Gingrich says he believes CIA officials when they say Pelosi was told about waterboarding in a 2002 briefing. Pelosi said Thursday that Congress was told about waterboarding but was assured that the technique wasn't being used.
Gingrich went on a radio talk show, made accusations against a prominent Democrat, and the AP typed it up as news. That really was the entirety of the report: Here's what Gingrich said today. That, in the eyes of AP editors, is news?
The AP is hardly alone. It's become the (odd) Beltway norm. Here's the lead from a May 11 New York Times blog post:
Despite intensifying opposition, President Obama still plans to head to Notre Dame on Sunday to receive an honorary degree and deliver the commencement address.
Adding his voice to a growing chorus, Newt Gingrich renewed his criticisms of both the university and the president for the invitation, but this time as a Catholic.
Noted theologian Newt Gingrich criticized Obama and Notre Dame (a knee-jerk conservative talking point for months), so the Times
treated it as news, and then did the same thing in a May 15 article:
Conservatives, frustrated by what they regard as Mr. Obama's skillful efforts to paint himself as a moderate, are all over the airwaves denouncing him as "the most radical, pro-abortion of any American president," as Newt Gingrich, a former House speaker, said on Fox News.
Gingrich took to the "the airwaves" to denounce Obama as radical, and at The New York Times, that's breaking news. To me, it's the definition of predictability.
Nonetheless, The Christian Science Monitor did the same thing:
Newt Gingrich still doesn't like the idea of President Obama delivering the commencement address and receiving an honorary degree from Notre Dame next weekend.
And the UPI (its lead):
Notre Dame compromised its Catholic values by inviting U.S. President Barack Obama to deliver its commencement address, said former House Speaker Newt Gingrich.
You name it, and if Gingrich makes a partisan pronouncement on it, it's news:
Maybe I'm just slow, so I'll ask the question again: Why is any of this news?

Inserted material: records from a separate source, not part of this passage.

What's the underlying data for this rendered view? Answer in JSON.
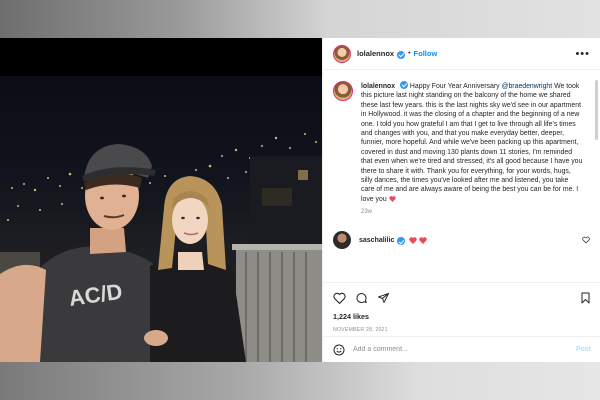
{
  "post": {
    "username": "lolalennox",
    "follow_label": "Follow",
    "more_label": "•••",
    "caption": {
      "username": "lolalennox",
      "lead": "Happy Four Year Anniversary",
      "mention": "@braedenwright",
      "body": "We took this picture last night standing on the balcony of the home we shared these last few years. this is the last nights sky we'd see in our apartment in Hollywood. it was the closing of a chapter and the beginning of a new one. I told you how grateful I am that I get to live through all life's times and changes with you, and that you make everyday better, deeper, funnier, more hopeful. And while we've been packing up this apartment, covered in dust and moving 130 plants down 11 stories, I'm reminded that even when we're tired and stressed, it's all good because I have you there to share it with. Thank you for everything, for your words, hugs, silly dances, the times you've looked after me and listened, you take care of me and are always aware of being the best you can be for me. I love you",
      "time": "23w"
    },
    "comment": {
      "username": "saschalilic"
    },
    "likes": "1,224 likes",
    "date": "NOVEMBER 28, 2021",
    "add_comment_placeholder": "Add a comment...",
    "post_label": "Post"
  },
  "colors": {
    "accent": "#0095f6",
    "verified": "#3897f0",
    "heart": "#ed4956",
    "text": "#262626",
    "muted": "#8e8e8e"
  },
  "icons": [
    "verified-badge-icon",
    "heart-icon",
    "comment-icon",
    "share-icon",
    "bookmark-icon",
    "emoji-icon"
  ]
}
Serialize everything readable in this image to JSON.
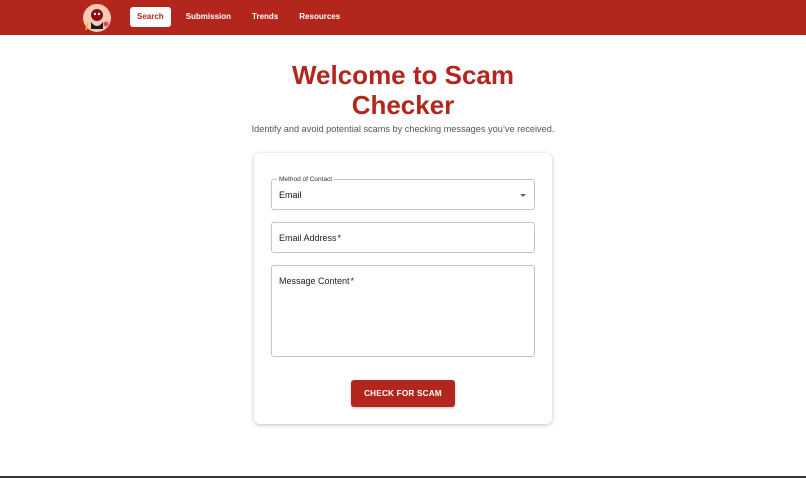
{
  "nav": {
    "items": [
      {
        "label": "Search",
        "active": true
      },
      {
        "label": "Submission",
        "active": false
      },
      {
        "label": "Trends",
        "active": false
      },
      {
        "label": "Resources",
        "active": false
      }
    ]
  },
  "hero": {
    "title_line1": "Welcome to Scam",
    "title_line2": "Checker",
    "subtitle": "Identify and avoid potential scams by checking messages you’ve received."
  },
  "form": {
    "method_label": "Method of Contact",
    "method_value": "Email",
    "email_label": "Email Address",
    "message_label": "Message Content",
    "required_mark": "*",
    "submit_label": "CHECK FOR SCAM"
  },
  "colors": {
    "brand": "#b3261e",
    "text": "#111111",
    "muted": "#555555"
  },
  "icons": {
    "logo": "devil-mascot-icon",
    "dropdown": "caret-down-icon"
  }
}
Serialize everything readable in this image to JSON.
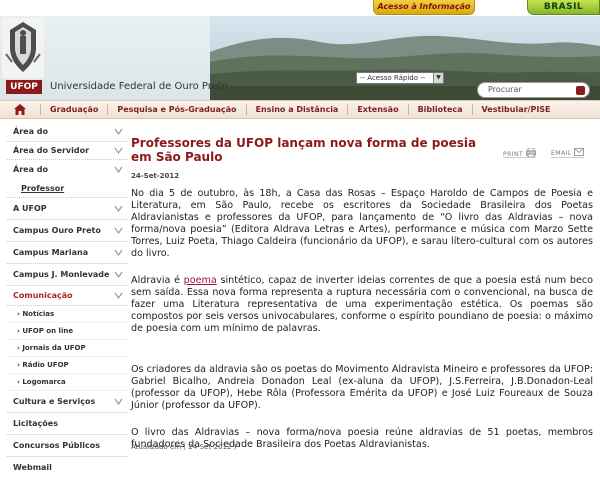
{
  "topbar": {
    "acesso_label": "Acesso à Informação",
    "brasil_label": "BRASIL"
  },
  "header": {
    "badge": "UFOP",
    "university_name": "Universidade Federal de Ouro Preto",
    "quick_access": "-- Acesso Rápido --",
    "search_placeholder": "Procurar"
  },
  "nav": {
    "items": [
      "Graduação",
      "Pesquisa e Pós-Graduação",
      "Ensino a Distância",
      "Extensão",
      "Biblioteca",
      "Vestibular/PISE"
    ]
  },
  "sidebar": {
    "items": [
      {
        "label": "Área do",
        "chevron": true
      },
      {
        "label": "Área do Servidor",
        "chevron": true
      },
      {
        "label": "Área do",
        "chevron": true
      },
      {
        "label": "Professor",
        "chevron": false
      },
      {
        "label": "A UFOP",
        "chevron": true
      },
      {
        "label": "Campus Ouro Preto",
        "chevron": true
      },
      {
        "label": "Campus Mariana",
        "chevron": true
      },
      {
        "label": "Campus J. Monlevade",
        "chevron": true
      },
      {
        "label": "Comunicação",
        "chevron": true
      },
      {
        "label": "Cultura e Serviços",
        "chevron": true
      },
      {
        "label": "Licitações",
        "chevron": false
      },
      {
        "label": "Concursos Públicos",
        "chevron": false
      },
      {
        "label": "Webmail",
        "chevron": false
      }
    ],
    "comunicacao_subitems": [
      "Notícias",
      "UFOP on line",
      "Jornais da UFOP",
      "Rádio UFOP",
      "Logomarca"
    ]
  },
  "article": {
    "title": "Professores da UFOP lançam nova forma de poesia em São Paulo",
    "print_label": "PRINT",
    "email_label": "EMAIL",
    "date": "24-Set-2012",
    "paragraphs": [
      "No dia 5 de outubro, às 18h, a Casa das Rosas – Espaço Haroldo de Campos de Poesia e Literatura, em São Paulo, recebe os escritores da Sociedade Brasileira dos Poetas Aldravianistas e professores da UFOP, para lançamento de “O livro das Aldravias – nova forma/nova poesia” (Editora Aldrava Letras e Artes), performance e música com Marzo Sette Torres, Luiz Poeta, Thiago Caldeira (funcionário da UFOP), e sarau lítero-cultural com os autores do livro.",
      "Os criadores da aldravia são os poetas do Movimento Aldravista Mineiro e professores da UFOP: Gabriel Bicalho, Andreia Donadon Leal (ex-aluna da UFOP), J.S.Ferreira, J.B.Donadon-Leal (professor da UFOP), Hebe Rôla (Professora Emérita da UFOP) e José Luiz Foureaux de Souza Júnior (professor da UFOP).",
      "O livro das Aldravias – nova forma/nova poesia reúne aldravias de 51 poetas, membros fundadores da Sociedade Brasileira dos Poetas Aldravianistas."
    ],
    "para2_prefix": "Aldravia é ",
    "para2_link": "poema",
    "para2_suffix": " sintético, capaz de inverter ideias correntes de que a poesia está num beco sem saída. Essa nova forma representa a ruptura necessária com o convencional, na busca de fazer uma Literatura representativa de uma experimentação estética. Os poemas são compostos por seis versos univocabulares, conforme o espírito poundiano de poesia: o máximo de poesia com um mínimo de palavras.",
    "updated": "Atualizado em ( 24-Set-2012 )"
  }
}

Gingrich no longer represents a constituency. He has no governmental power. He doesn't lead a large organization. (Gingrich belatedly tried to gin up support for the modestly attended "tea parties," but was in no way an organizer.) You can't find his fingerprints on any of the major initiatives that the previous Republican administration embraced and advanced.
Oh, but wait: Gingrich might run for president in 2012. At least according to the AP, which recently identified him in an article as "the former House speaker and potential 2012 presidential candidate." And so that's why he receives so much media attention?
The problem is, I'm pretty sure that if you did a secret GOP ballot these days, you could find 10 to 20 Republicans who might run for president three years from now. So what makes the Georgian so special? Is there some kind of conventional wisdom that he'd be an automatic front-runner, and that's why the press hangs on his every word?
If that's the assumption, it's completely false. Because back in 2007, when there were faint rumors that Gingrich was considering a White House run, a September poll by ABC News that year found that his support for the GOP nomination stood at a minute 5 percent. Other polling in 2007 found that Gingrich was " universally unpopular even among core Republican constituents," which means his actual chances of being the party's nominee in 2012 would appear to be slim and none, and slim's out of town. So there's no justification for the press to treat him as the nominee in waiting.